• DIRECTIONS FOR THIS TASK
In the entries that follow, find every line containing "number" and copy it.

• PROVIDED INFORMATION
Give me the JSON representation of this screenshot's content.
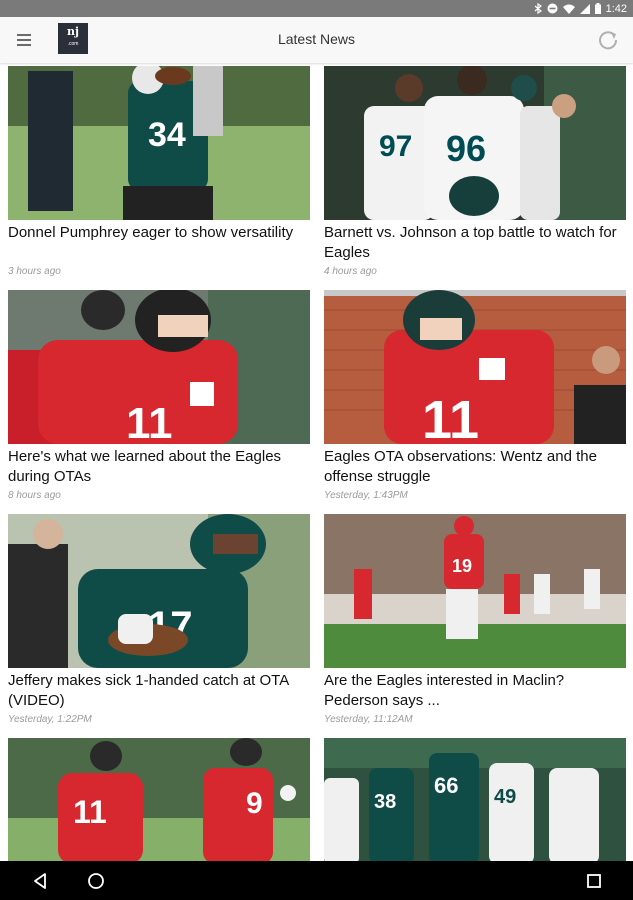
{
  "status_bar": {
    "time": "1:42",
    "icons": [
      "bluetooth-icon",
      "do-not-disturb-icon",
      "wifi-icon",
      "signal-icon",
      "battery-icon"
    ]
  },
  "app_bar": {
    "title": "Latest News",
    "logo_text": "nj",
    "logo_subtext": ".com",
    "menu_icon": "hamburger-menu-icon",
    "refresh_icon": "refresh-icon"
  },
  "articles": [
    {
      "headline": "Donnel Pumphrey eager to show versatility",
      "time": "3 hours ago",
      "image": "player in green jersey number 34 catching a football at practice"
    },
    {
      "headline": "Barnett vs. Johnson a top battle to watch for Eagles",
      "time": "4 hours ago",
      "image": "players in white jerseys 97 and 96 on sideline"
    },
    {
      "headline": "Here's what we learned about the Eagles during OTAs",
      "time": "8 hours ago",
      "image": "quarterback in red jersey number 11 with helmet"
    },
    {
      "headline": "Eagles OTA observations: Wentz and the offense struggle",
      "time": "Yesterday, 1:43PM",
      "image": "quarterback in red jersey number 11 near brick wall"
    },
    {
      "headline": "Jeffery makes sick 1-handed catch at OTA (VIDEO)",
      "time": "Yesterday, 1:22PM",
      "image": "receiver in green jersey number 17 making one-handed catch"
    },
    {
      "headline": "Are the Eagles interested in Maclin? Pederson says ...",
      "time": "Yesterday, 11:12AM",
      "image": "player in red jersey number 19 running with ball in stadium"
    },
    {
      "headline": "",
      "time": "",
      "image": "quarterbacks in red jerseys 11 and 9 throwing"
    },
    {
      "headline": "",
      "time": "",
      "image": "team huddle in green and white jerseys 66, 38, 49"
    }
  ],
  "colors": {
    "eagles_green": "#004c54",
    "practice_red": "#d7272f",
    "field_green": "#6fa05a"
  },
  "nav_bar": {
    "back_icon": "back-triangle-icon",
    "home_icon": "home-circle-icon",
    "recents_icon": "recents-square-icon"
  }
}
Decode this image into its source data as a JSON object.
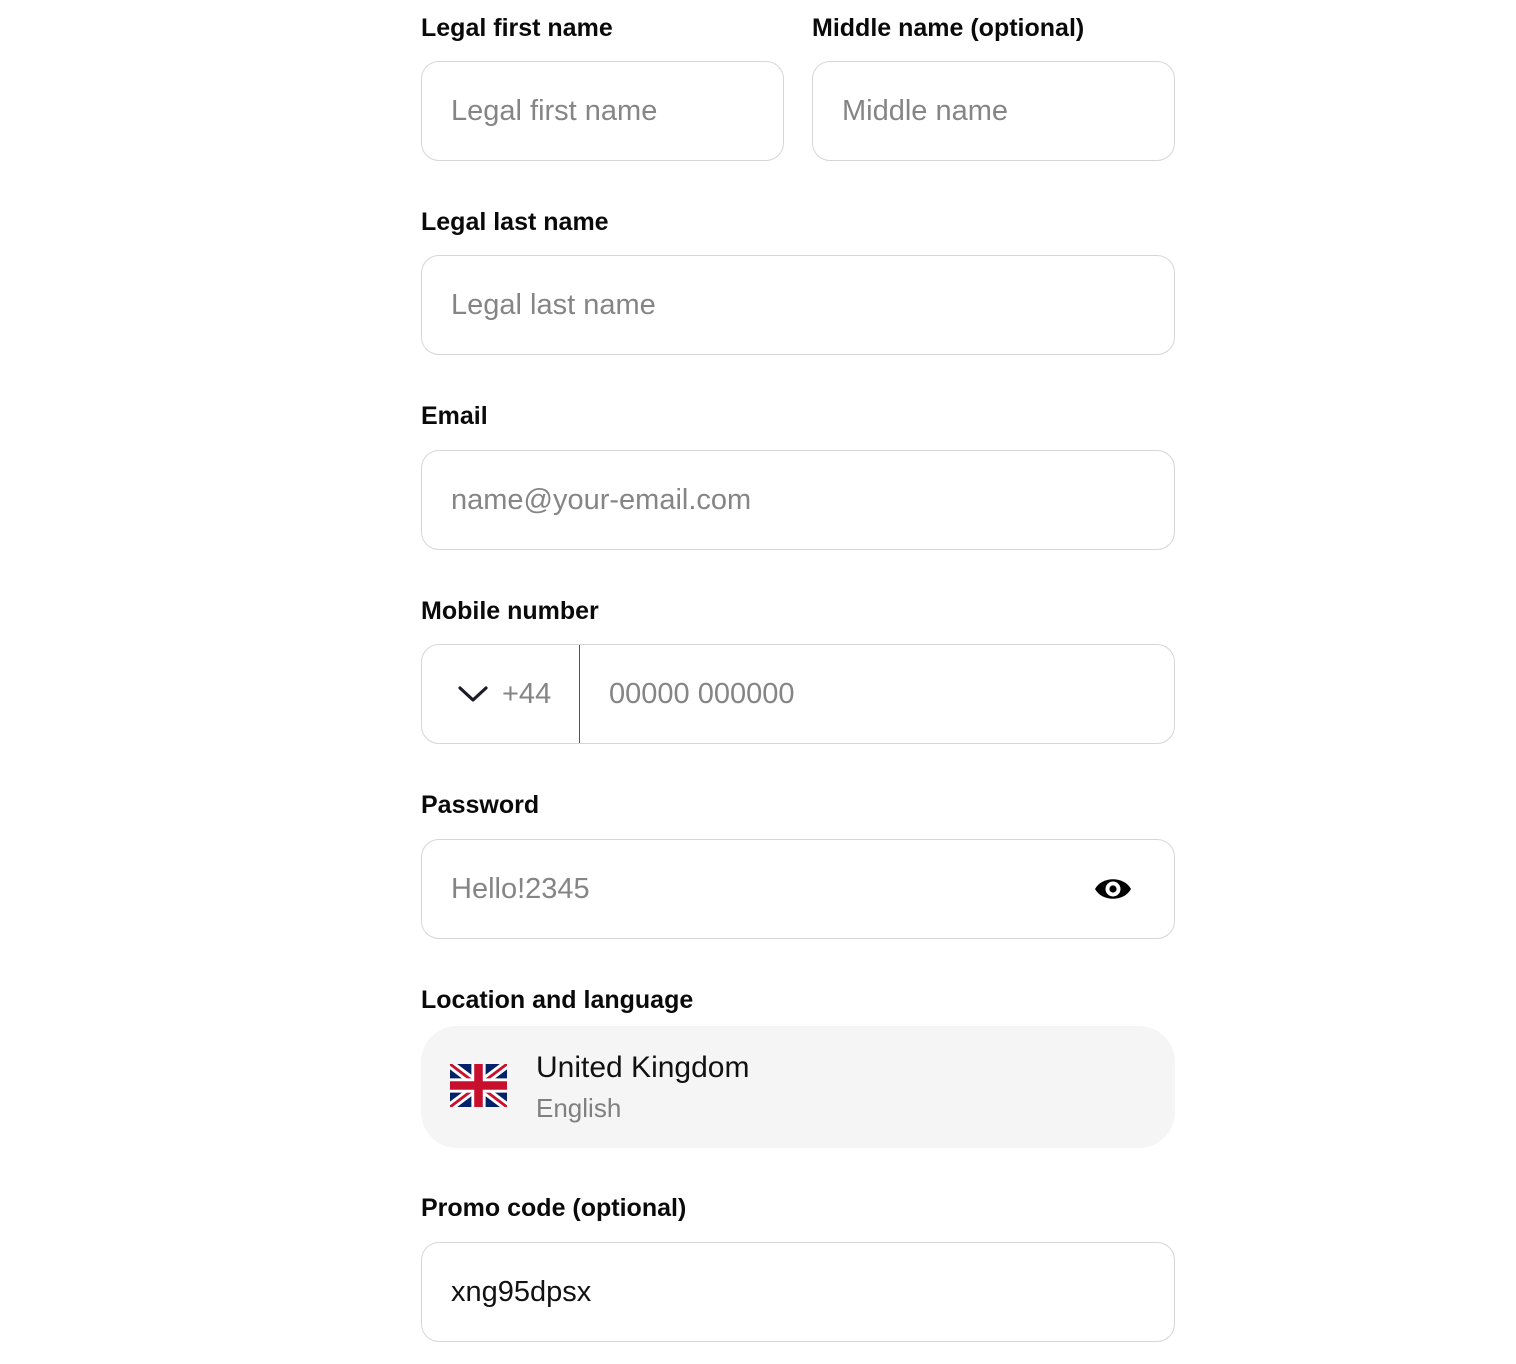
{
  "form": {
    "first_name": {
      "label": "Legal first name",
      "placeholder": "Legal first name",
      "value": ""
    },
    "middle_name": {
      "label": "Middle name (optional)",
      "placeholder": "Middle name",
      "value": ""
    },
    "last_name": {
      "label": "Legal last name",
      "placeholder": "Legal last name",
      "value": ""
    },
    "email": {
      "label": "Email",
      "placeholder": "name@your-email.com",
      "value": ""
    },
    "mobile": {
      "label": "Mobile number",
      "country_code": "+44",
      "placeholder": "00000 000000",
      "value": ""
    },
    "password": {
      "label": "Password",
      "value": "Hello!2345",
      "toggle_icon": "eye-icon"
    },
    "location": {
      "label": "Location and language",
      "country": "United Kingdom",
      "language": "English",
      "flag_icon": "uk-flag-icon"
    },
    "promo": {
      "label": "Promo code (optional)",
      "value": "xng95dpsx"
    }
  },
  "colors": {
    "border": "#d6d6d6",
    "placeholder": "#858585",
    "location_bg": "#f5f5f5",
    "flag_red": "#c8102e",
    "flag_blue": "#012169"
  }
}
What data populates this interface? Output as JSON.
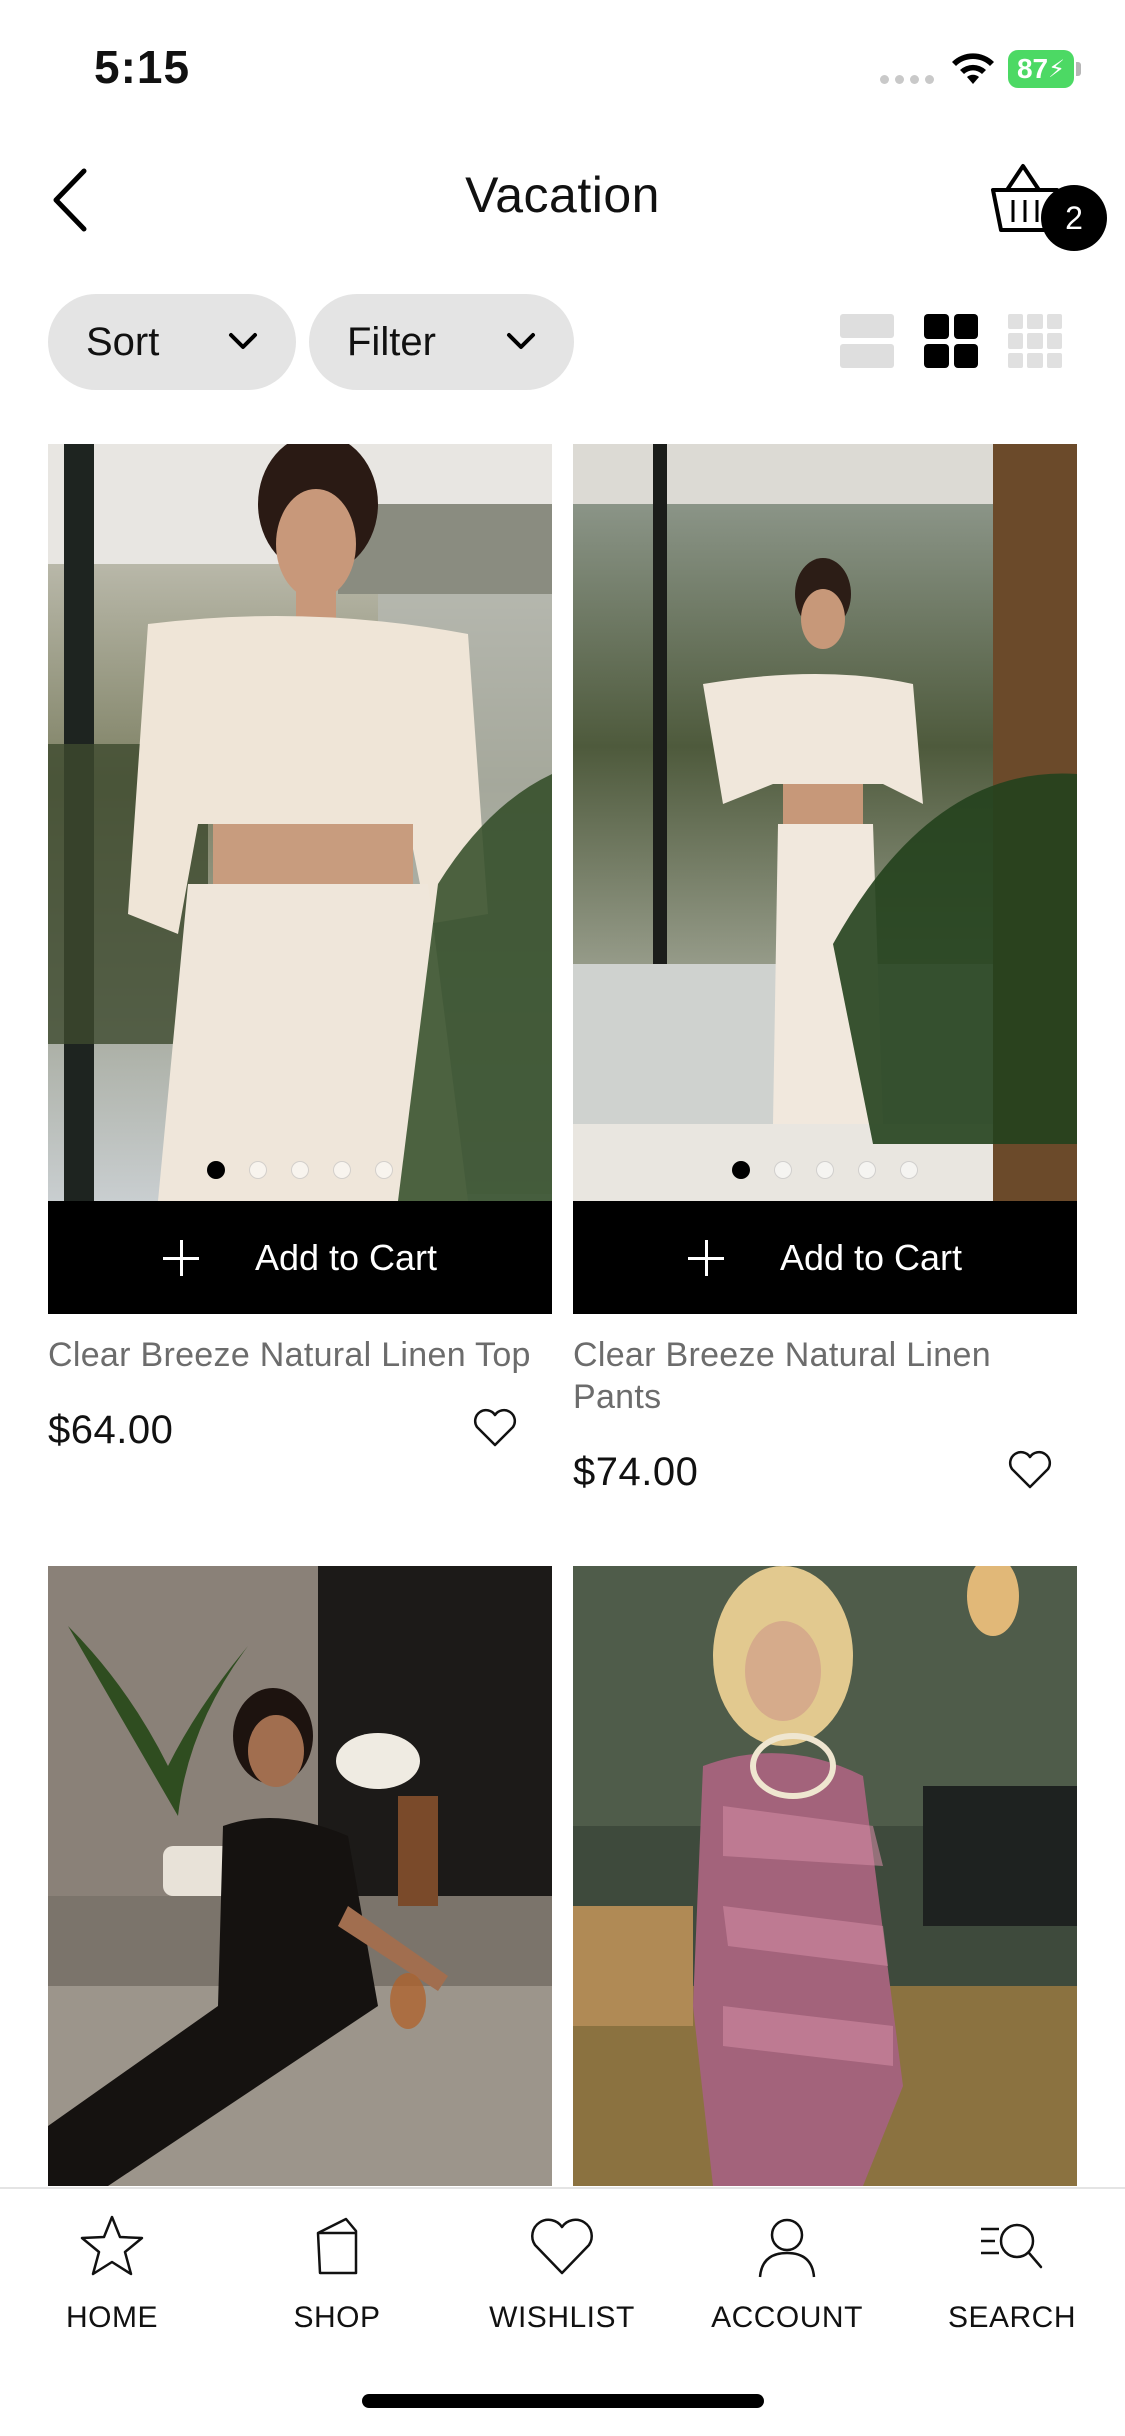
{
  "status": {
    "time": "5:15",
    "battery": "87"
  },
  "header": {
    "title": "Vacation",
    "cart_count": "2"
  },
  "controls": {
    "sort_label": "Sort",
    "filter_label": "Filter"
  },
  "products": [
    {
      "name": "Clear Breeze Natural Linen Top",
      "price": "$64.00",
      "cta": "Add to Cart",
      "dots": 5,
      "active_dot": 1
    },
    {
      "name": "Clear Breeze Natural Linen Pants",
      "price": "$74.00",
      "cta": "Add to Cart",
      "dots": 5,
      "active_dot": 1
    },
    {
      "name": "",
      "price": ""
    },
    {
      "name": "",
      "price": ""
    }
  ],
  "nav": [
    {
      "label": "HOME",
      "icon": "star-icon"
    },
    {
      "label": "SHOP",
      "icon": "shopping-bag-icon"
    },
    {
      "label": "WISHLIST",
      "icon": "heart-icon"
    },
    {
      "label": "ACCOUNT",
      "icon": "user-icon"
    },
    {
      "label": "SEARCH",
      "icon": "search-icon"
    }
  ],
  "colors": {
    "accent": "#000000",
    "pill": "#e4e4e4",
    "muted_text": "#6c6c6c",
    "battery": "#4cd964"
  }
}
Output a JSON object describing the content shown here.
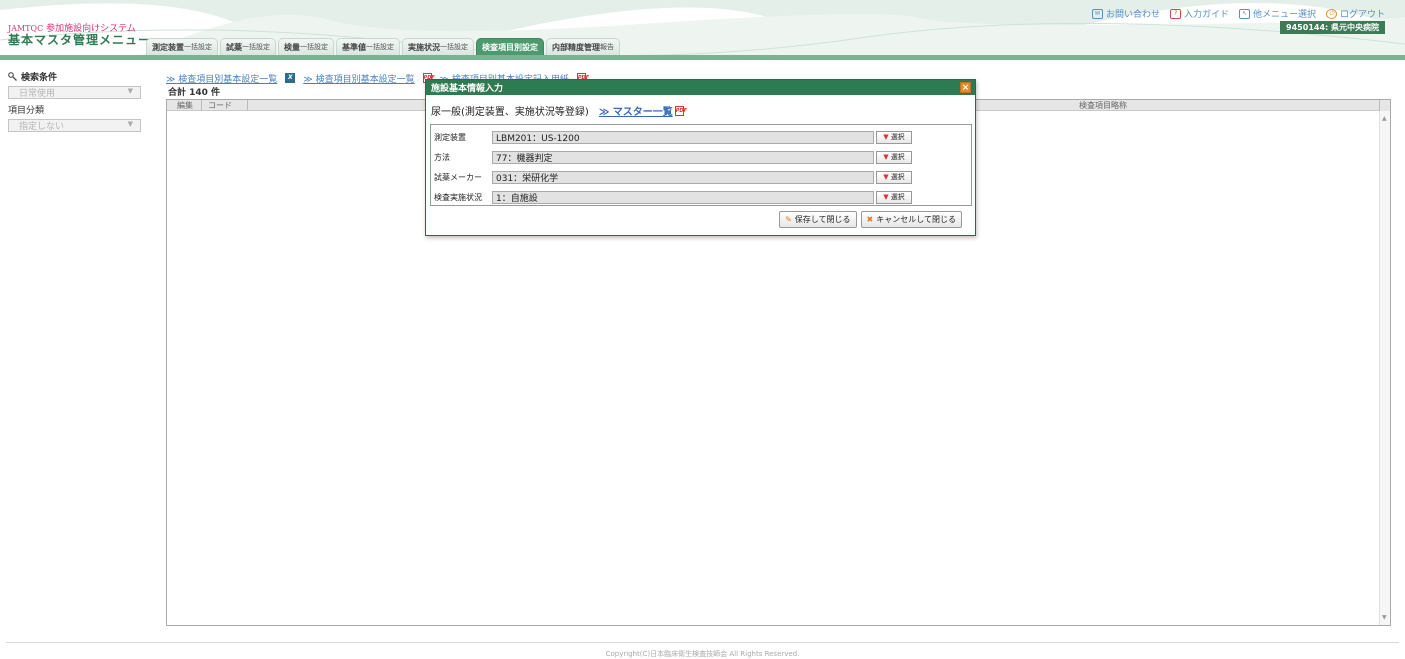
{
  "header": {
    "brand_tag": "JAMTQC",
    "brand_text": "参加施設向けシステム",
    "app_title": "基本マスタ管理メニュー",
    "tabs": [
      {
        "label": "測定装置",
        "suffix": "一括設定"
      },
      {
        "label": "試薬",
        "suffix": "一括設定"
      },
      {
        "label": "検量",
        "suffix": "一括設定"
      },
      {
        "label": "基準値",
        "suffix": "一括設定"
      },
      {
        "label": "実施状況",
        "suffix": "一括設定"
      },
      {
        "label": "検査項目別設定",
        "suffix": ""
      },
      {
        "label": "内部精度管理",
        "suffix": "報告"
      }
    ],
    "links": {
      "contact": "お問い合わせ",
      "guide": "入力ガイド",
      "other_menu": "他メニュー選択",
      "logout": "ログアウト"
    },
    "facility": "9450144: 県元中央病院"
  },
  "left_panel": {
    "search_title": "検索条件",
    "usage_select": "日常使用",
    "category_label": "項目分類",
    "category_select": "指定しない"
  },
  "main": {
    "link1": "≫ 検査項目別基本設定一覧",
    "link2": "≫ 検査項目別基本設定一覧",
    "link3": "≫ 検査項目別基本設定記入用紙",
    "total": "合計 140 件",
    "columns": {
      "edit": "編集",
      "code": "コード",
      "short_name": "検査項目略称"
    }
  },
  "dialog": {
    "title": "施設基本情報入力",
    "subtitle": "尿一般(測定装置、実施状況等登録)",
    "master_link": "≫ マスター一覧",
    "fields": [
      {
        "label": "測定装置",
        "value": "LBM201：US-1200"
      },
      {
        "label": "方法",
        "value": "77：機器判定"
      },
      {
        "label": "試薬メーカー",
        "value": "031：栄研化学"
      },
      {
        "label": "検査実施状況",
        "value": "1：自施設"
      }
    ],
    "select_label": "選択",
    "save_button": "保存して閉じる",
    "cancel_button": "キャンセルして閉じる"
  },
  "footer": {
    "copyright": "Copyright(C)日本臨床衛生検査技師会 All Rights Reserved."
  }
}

• EXERCISE OUTPUT
      "image": "player in green jersey number 34 catching a football at practice"
      "image": "quarterback in red jersey number 11 with helmet"
      "image": "quarterback in red jersey number 11 near brick wall"
      "image": "receiver in green jersey number 17 making one-handed catch"
      "image": "player in red jersey number 19 running with ball in stadium"
      "label": "Mobile number",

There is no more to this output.